A legend of the Colorado climbing scene, Bill Forrest died of a heart attack on December 21, while snowshoeing on Old Monarch Pass with his wife and outdoor partner of 26 years, Rosa. He was 73.For those of us who made Boulder our climbing home in the 1980s, Forrest was a household name, both for his big-wall ascents and his gear inventions.
William E. Forrest was born on October 20, 1939, in Glendale, California, but grew up mostly in Salt Lake City. After graduating from high school in 1957, he attended college for one semester on a basketball scholarship then left to join the U.S. Army. While serving three years in the infantry in Germany he began technical climbing.
After the military he went to Arizona to get his bachelor's degree in English, then entered Arizona State University as a graduate student in English. But in 1968, he founded Forrest Mountaineering in Colorado, churning out inventions that would become a staple of Boulder's high-end climbing shops, not to mention our climbing racks.
He came up with a fiberglass wall hammer and ice tools with interchangeable picks, the swami belt with adjustable leg loops, the daisy chain and shock-absorbing quickdraws, copperheads, and Tritons, those all-in-pieces for belaying, rappelling, and protection.

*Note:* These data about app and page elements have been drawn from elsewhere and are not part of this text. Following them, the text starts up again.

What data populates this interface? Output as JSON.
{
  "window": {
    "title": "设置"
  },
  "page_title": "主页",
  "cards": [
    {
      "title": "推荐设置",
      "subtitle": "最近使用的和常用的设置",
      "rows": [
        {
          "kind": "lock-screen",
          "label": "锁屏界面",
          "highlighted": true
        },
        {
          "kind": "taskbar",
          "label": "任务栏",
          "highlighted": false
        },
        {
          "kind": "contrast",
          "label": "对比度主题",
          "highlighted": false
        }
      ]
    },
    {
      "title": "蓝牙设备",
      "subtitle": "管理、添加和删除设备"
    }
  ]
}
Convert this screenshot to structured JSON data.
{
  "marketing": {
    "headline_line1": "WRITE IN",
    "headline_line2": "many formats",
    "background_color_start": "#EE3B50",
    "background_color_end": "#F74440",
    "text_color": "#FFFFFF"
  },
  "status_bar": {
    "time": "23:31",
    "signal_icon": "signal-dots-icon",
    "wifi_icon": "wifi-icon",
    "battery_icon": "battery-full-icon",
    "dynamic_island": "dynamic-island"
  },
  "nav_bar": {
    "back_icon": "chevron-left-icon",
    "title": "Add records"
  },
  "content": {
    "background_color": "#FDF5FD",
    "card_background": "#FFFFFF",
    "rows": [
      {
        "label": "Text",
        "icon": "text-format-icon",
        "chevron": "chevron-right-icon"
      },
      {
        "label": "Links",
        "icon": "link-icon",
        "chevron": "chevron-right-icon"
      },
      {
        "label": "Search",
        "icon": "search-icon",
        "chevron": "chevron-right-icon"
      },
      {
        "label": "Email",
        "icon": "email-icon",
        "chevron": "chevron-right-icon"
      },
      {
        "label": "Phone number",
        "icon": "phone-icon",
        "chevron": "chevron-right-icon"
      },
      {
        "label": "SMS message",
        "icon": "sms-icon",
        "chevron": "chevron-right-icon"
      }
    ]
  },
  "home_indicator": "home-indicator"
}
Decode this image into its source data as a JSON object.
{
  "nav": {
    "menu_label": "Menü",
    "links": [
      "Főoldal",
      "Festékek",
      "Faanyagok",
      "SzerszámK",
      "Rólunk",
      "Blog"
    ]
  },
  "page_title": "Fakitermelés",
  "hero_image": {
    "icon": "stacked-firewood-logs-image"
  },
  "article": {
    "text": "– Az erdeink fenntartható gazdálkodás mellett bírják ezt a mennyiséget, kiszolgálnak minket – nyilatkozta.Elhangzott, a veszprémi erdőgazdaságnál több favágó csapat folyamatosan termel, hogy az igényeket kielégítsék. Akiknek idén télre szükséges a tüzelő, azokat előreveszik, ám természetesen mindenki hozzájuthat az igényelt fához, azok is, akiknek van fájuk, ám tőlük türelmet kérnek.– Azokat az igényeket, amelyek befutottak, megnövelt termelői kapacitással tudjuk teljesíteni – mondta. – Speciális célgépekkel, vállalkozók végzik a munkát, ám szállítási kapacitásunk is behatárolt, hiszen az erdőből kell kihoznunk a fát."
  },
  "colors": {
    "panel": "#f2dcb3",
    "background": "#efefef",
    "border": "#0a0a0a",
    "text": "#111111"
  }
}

Later he became a designer and tester for Mountain Safety Research and won awards for his snowshoe designs.
He did the first solo ascent of the Diamond on Longs Peak in 1970. Then, in May 1972, he and partner Kris Walker put up the first ascent of the Painted Wall in the Black Canyon of the Gunnison, taking nine days to establish a 26-pitch route up Colorado's largest cliff.In July 1979, he made the first ascent of Uli Biaho Tower in Pakistan with the powerhouse climbers Ron Kauk, John Roskelley, and Kim Schmitz. The four climbed the East Face alpine style in 34 pitches, spending 10 nights in hammocks to put up the first Grade VII by Americans.
Friends, many of whom turned out for his memorial service in his adopted hometown of Salida, Colorado, remember his kindness and decency, his generous advice as a mentor for others, his restless spirit of innovation and adventure, and that he wasn't easily ruffled.
"You know, steady, and the kind of person you'd want to be with in the mountains," said Jed Williamson, who worked with him at Colorado Outward Bound, where they led 26-day courses out of Marble, then each headed off to get in some of their own climbing.
Williamson, the editor of Accidents in North American Mountaineering and a past president of the American Alpine Club, recalls coming back from a quick trip to the Tetons over the summer of 1966, only to discover that Forrest and Glen Denny had teamed up for a traverse of the Maroon Bells, Snowmass, and Capitol Peak—three 14,000-footers separated by miles of wilderness—in under 24 hours.
Forrest told Climbing magazine in 2011 that his best ideas came "from seriously participating in the activity. When you love the activity—and live it—the ideas flow."
Months before he died, he talked to The Denver Post for a story about the 40th anniversary of his first ascent of the Painted Wall, calling the 24th pitch the hardest he'd ever done up until that point—a near-death experience that he still thought about. He said he loved climbing, but always preferred scouting first ascents and new routes to following guidebooks.
"It's not accurate to say it was everything to me, but it was a huge part of my life," he said of climbing. What did he get out of it? "Just a lifetime of adventure, tremendous friends and a lot of self-knowledge," he added. "Climbing for me is the finest sport in the world. It's a beautiful thing."